#### RECORDS FOR PROCESSING ####

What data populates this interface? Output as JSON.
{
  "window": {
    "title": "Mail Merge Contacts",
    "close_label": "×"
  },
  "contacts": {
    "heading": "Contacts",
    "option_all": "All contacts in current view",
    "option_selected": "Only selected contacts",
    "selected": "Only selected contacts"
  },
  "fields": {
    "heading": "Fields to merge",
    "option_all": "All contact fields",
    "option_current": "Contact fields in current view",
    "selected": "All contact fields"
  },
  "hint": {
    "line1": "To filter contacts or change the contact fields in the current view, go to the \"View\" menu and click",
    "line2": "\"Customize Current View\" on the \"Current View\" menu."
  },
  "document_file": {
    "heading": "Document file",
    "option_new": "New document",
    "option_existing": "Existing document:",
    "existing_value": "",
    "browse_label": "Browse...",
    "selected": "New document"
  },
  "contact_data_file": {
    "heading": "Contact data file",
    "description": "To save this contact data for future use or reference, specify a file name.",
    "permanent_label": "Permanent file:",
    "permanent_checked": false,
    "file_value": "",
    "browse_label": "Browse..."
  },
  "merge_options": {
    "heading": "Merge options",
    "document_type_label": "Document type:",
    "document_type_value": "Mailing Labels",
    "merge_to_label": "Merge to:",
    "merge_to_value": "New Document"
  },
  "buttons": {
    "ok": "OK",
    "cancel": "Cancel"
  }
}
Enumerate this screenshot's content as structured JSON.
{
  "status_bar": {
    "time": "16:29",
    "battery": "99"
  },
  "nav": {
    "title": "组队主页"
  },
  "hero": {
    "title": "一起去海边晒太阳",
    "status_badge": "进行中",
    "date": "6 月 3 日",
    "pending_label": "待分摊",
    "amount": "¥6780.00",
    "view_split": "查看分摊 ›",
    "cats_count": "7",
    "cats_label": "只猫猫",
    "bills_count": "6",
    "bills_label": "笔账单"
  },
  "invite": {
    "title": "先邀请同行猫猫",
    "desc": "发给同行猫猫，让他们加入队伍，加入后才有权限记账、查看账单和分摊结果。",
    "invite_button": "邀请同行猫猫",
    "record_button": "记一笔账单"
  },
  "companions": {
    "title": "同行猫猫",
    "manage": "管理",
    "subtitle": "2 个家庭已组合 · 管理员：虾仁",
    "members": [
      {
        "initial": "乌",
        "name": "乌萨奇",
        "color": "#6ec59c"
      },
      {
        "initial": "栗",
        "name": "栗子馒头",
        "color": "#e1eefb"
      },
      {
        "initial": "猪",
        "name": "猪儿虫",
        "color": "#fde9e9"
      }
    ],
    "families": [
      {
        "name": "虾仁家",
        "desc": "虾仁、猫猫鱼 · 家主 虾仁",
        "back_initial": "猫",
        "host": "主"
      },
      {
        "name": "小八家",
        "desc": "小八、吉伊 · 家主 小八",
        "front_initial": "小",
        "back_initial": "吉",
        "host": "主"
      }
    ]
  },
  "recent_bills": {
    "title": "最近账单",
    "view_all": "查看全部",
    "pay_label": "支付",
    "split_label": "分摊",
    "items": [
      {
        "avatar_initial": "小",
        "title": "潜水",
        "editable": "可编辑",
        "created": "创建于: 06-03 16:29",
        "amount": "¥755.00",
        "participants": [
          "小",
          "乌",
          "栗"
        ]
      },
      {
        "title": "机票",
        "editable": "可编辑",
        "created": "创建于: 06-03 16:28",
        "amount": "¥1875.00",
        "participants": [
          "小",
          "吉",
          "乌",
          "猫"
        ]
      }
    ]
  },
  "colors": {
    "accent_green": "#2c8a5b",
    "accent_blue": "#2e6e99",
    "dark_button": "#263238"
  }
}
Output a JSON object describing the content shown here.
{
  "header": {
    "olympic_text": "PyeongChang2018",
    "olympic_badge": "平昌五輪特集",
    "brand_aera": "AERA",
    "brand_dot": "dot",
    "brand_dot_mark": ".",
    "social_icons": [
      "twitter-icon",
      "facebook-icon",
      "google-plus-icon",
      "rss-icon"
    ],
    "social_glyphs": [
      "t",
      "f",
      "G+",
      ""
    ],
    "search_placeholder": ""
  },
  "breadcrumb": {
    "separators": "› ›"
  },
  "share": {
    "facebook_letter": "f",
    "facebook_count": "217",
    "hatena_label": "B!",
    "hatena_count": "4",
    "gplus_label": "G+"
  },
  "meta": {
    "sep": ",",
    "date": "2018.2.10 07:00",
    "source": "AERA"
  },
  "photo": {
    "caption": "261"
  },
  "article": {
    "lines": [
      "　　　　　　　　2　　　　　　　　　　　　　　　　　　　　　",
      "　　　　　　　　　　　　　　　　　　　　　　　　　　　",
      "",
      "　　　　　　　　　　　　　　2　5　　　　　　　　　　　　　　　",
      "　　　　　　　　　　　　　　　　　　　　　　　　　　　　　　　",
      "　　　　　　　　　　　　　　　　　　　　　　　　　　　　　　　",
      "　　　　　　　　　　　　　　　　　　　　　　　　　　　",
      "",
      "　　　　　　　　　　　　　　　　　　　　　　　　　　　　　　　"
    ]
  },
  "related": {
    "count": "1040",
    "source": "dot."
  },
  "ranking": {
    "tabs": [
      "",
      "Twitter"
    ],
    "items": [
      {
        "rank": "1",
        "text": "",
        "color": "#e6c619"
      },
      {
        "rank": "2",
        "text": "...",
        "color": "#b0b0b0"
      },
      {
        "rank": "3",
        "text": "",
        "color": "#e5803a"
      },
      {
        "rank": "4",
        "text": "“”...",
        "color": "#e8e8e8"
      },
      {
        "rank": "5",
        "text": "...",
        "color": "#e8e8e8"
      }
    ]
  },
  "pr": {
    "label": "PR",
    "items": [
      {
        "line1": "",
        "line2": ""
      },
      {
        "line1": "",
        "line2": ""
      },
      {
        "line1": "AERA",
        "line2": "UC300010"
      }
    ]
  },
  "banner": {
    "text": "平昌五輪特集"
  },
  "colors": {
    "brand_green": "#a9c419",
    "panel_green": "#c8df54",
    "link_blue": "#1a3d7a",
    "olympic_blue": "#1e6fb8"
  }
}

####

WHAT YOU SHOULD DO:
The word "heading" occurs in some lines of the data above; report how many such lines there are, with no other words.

RESPONSE TO THE EXERCISE:
5